Cabinet ministers are reportedly pushing for the full nationalisation of RBS.

Cabinet ministers are discussing the possibility of taking full control of RBS. Photograph: Getty Images.

Back in the halcyon days of May 2010, George Osborne probably hoped to use the government's RBS shares as the basis for a pre-election giveaway. Now, he'd be lucky not to make a loss. Based on current trading conditions, the Treasury has already conceded that the chances of a sale of taxpayers’ shares before 2015 are "virtually nil". Indeed, so much has changed that the government is now considering the reverse: buying more shares in RBS.

Today's FT reports that senior government figures are discussing the possibility of "fully nationalising" the bank amid frustration at the paucity of lending to British businesses. Acquiring the 18 per cent of RBS that it does not already own would allow the government to direct the bank to increase its lending to companies without fear of legal challenge from the remaining private shareholders. One official tells the paper: "This is a conversation that takes place all the time."

Though he is not named in the report, it's safe to assume that Vince Cable is one of those leading the charge. It was the Business Secretary who recently accused the banks of "throttling the recovery" by failing to lend to small businesses and who called for part of RBS to be converted into a National Investment Bank. But Osborne, the man who voted against the nationalisation of Northern Rock, is unsurprisingly opposed. In a statement, the Treasury said:

We are committed to repairing and returning RBS to full health so that it is able to support the UK economy in the future, and the current strategy is working to achieve that. The government’s policy has always been to return RBS to the private sector, but only when it delivers value for money for the taxpayer.

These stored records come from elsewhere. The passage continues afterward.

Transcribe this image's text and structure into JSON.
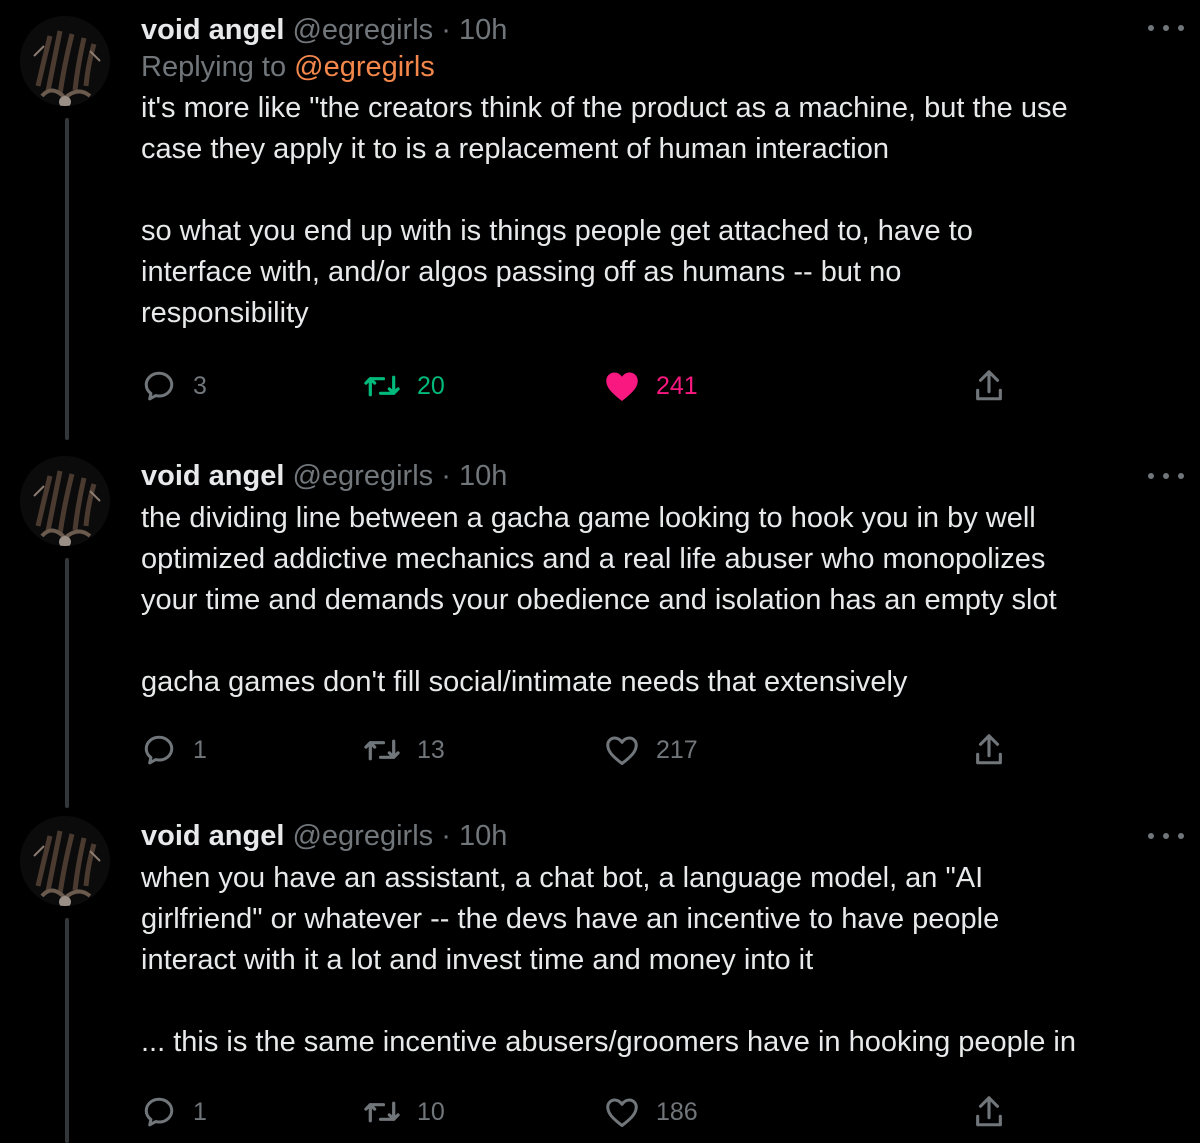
{
  "tweets": [
    {
      "display_name": "void angel",
      "handle": "@egregirls",
      "separator": "·",
      "time": "10h",
      "replying_prefix": "Replying to ",
      "replying_to": "@egregirls",
      "paragraphs": [
        "it's more like \"the creators think of the product as a machine, but the use\ncase they apply it to is a replacement of human interaction",
        "so what you end up with is things people get attached to, have to\ninterface with, and/or algos passing off as humans -- but no\nresponsibility"
      ],
      "replies": "3",
      "retweets": "20",
      "likes": "241",
      "retweeted": true,
      "liked": true
    },
    {
      "display_name": "void angel",
      "handle": "@egregirls",
      "separator": "·",
      "time": "10h",
      "paragraphs": [
        "the dividing line between a gacha game looking to hook you in by well\noptimized addictive mechanics and a real life abuser who monopolizes\nyour time and demands your obedience and isolation has an empty slot",
        "gacha games don't fill social/intimate needs that extensively"
      ],
      "replies": "1",
      "retweets": "13",
      "likes": "217",
      "retweeted": false,
      "liked": false
    },
    {
      "display_name": "void angel",
      "handle": "@egregirls",
      "separator": "·",
      "time": "10h",
      "paragraphs": [
        "when you have an assistant, a chat bot, a language model, an \"AI\ngirlfriend\" or whatever -- the devs have an incentive to have people\ninteract with it a lot and invest time and money into it",
        "... this is the same incentive abusers/groomers have in hooking people in"
      ],
      "replies": "1",
      "retweets": "10",
      "likes": "186",
      "retweeted": false,
      "liked": false
    }
  ],
  "icons": {
    "reply": "reply-icon",
    "retweet": "retweet-icon",
    "like": "heart-icon",
    "share": "share-icon",
    "more": "more-icon"
  },
  "colors": {
    "background": "#000000",
    "text": "#e7e9ea",
    "secondary": "#71767b",
    "mention": "#f4874b",
    "retweet_active": "#00ba7c",
    "like_active": "#f91880",
    "thread_line": "#333639"
  }
}
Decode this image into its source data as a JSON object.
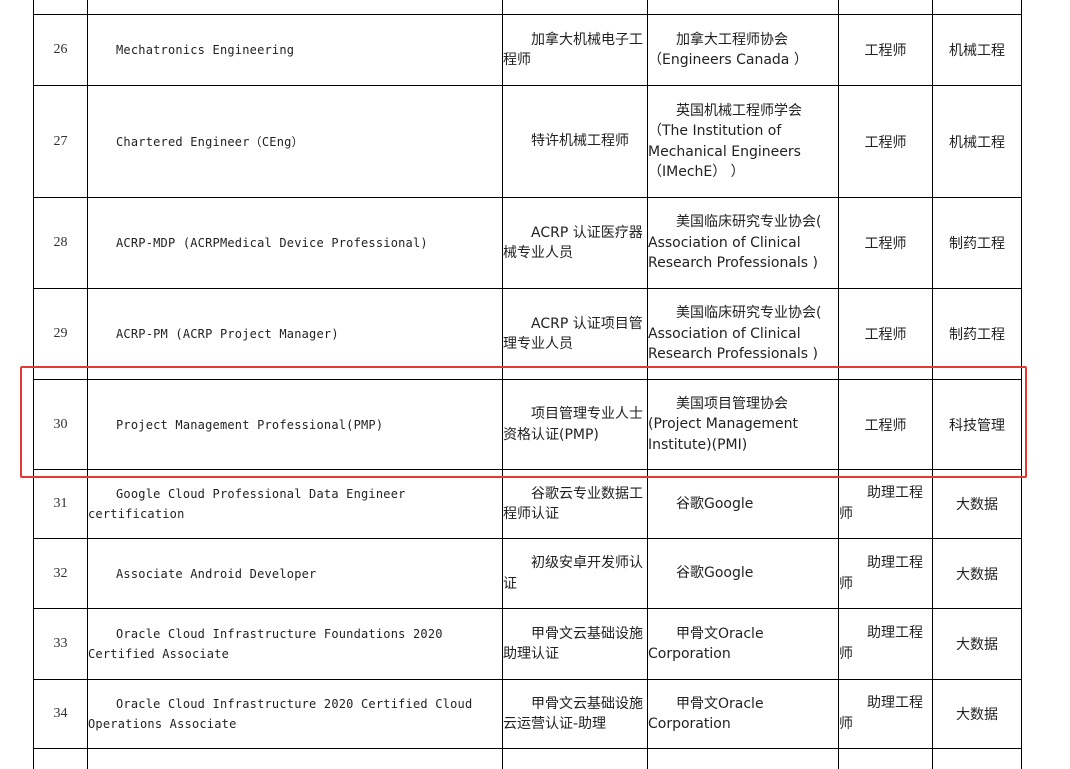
{
  "rows": [
    {
      "no": "26",
      "name": "Mechatronics Engineering",
      "cn": "加拿大机械电子工程师",
      "org": "加拿大工程师协会（Engineers Canada ）",
      "level": "工程师",
      "field": "机械工程"
    },
    {
      "no": "27",
      "name": "Chartered Engineer（CEng）",
      "cn": "特许机械工程师",
      "org": "英国机械工程师学会（The Institution of Mechanical Engineers （IMechE） ）",
      "level": "工程师",
      "field": "机械工程"
    },
    {
      "no": "28",
      "name": "ACRP-MDP (ACRPMedical Device Professional)",
      "cn": "ACRP 认证医疗器械专业人员",
      "org": "美国临床研究专业协会( Association of Clinical Research Professionals )",
      "level": "工程师",
      "field": "制药工程"
    },
    {
      "no": "29",
      "name": "ACRP-PM (ACRP Project Manager)",
      "cn": "ACRP 认证项目管理专业人员",
      "org": "美国临床研究专业协会( Association of Clinical Research Professionals )",
      "level": "工程师",
      "field": "制药工程"
    },
    {
      "no": "30",
      "name": "Project Management Professional(PMP)",
      "cn": "项目管理专业人士资格认证(PMP)",
      "org": "美国项目管理协会(Project Management Institute)(PMI)",
      "level": "工程师",
      "field": "科技管理"
    },
    {
      "no": "31",
      "name": "Google Cloud Professional Data Engineer certification",
      "cn": "谷歌云专业数据工程师认证",
      "org": "谷歌Google",
      "level": "助理工程师",
      "field": "大数据"
    },
    {
      "no": "32",
      "name": "Associate Android Developer",
      "cn": "初级安卓开发师认证",
      "org": "谷歌Google",
      "level": "助理工程师",
      "field": "大数据"
    },
    {
      "no": "33",
      "name": "Oracle Cloud Infrastructure Foundations 2020 Certified Associate",
      "cn": "甲骨文云基础设施助理认证",
      "org": "甲骨文Oracle Corporation",
      "level": "助理工程师",
      "field": "大数据"
    },
    {
      "no": "34",
      "name": "Oracle Cloud Infrastructure 2020 Certified Cloud Operations Associate",
      "cn": "甲骨文云基础设施云运营认证-助理",
      "org": "甲骨文Oracle Corporation",
      "level": "助理工程师",
      "field": "大数据"
    }
  ]
}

With the economy now in a deep recession, the nationalisation of RBS is exactly the sort of game-changer the government should pursue. But Osborne's ideological preference for the private sector will, one suspects, again prevent a necessary step towards recovery.

Update: My colleague Rafael Behr suggests another reason why Osborne is opposed to nationalisation: "Nowhere to hide in bonus season when it is 'state bank' paying out."